(Stored data)

══════════════════════════════

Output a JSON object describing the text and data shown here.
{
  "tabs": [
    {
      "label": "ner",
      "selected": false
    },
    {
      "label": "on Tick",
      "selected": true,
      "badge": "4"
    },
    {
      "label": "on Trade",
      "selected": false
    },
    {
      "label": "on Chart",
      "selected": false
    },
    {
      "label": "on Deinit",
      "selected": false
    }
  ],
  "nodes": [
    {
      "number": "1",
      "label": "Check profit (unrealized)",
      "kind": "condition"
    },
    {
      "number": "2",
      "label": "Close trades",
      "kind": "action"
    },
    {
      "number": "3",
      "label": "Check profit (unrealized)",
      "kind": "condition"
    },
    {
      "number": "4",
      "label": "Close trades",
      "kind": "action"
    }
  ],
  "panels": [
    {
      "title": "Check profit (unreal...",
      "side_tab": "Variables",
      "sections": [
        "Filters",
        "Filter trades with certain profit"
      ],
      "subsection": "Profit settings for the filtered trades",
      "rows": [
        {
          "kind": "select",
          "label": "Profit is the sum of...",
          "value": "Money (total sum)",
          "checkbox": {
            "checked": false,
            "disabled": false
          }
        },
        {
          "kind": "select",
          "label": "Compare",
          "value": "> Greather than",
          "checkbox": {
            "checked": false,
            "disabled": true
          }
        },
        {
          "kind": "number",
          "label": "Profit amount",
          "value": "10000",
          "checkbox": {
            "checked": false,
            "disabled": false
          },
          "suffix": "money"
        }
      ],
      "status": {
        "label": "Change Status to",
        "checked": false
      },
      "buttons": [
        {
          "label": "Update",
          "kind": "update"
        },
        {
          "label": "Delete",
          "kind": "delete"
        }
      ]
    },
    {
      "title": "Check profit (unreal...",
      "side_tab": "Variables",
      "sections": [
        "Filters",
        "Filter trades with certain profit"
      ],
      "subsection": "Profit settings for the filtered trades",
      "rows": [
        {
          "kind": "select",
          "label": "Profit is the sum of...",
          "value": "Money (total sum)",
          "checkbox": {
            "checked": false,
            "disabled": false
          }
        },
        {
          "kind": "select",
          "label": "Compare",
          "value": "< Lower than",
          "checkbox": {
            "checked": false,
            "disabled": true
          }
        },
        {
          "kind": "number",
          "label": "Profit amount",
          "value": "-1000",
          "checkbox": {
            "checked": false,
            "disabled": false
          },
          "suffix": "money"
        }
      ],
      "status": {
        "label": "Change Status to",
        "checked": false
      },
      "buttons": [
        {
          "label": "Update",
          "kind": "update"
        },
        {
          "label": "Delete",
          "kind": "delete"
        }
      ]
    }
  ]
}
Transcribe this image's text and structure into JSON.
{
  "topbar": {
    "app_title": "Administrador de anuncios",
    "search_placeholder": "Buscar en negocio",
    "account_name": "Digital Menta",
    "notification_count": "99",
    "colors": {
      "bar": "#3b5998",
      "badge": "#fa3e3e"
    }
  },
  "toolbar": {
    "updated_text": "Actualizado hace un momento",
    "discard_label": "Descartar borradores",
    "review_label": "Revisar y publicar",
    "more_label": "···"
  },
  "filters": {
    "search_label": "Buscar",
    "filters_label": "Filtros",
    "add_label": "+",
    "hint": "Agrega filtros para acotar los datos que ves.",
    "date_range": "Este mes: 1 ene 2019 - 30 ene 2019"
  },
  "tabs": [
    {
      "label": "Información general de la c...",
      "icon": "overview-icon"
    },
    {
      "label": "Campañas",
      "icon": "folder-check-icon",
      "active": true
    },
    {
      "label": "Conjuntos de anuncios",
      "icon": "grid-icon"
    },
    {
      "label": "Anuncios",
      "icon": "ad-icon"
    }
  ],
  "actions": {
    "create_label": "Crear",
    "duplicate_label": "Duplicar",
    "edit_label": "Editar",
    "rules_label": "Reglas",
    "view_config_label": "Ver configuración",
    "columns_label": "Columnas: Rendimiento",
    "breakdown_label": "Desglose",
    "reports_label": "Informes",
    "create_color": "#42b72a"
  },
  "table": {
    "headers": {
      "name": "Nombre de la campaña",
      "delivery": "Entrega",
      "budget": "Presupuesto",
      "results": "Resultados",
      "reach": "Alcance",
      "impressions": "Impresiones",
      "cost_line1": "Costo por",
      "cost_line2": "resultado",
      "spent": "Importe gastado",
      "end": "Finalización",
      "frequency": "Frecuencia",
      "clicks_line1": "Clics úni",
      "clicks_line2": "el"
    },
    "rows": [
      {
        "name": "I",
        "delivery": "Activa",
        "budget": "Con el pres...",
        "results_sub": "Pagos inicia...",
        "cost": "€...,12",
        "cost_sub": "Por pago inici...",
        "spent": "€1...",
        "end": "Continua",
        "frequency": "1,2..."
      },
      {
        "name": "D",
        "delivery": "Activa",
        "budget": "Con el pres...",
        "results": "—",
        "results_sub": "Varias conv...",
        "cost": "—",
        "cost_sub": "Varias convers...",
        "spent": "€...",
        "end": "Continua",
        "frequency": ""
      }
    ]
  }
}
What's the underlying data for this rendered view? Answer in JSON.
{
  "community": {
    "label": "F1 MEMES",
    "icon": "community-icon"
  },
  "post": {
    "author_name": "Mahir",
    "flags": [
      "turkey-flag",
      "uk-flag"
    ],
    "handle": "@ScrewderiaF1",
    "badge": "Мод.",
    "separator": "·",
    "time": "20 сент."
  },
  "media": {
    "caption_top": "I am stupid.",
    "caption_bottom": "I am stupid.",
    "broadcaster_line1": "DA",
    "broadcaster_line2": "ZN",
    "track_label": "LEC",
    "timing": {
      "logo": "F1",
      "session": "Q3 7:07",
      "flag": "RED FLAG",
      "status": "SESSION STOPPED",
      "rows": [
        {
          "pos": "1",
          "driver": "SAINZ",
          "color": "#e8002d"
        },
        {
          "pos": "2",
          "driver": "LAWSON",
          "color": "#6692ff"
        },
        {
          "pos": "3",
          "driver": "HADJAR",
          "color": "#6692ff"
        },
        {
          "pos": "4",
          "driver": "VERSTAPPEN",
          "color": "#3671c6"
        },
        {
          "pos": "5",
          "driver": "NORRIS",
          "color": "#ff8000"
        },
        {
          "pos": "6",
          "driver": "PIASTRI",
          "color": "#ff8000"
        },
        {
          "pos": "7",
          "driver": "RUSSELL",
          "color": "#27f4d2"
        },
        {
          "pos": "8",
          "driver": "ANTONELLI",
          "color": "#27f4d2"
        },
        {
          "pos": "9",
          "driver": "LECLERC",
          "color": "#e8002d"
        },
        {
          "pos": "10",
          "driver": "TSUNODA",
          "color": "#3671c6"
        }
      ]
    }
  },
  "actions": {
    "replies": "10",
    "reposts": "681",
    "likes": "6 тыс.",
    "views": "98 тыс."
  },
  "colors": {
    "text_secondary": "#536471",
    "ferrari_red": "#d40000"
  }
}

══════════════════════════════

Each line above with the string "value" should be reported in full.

          "value": "Money (total sum)",
          "value": "> Greather than",
          "value": "10000",
          "value": "Money (total sum)",
          "value": "< Lower than",
          "value": "-1000",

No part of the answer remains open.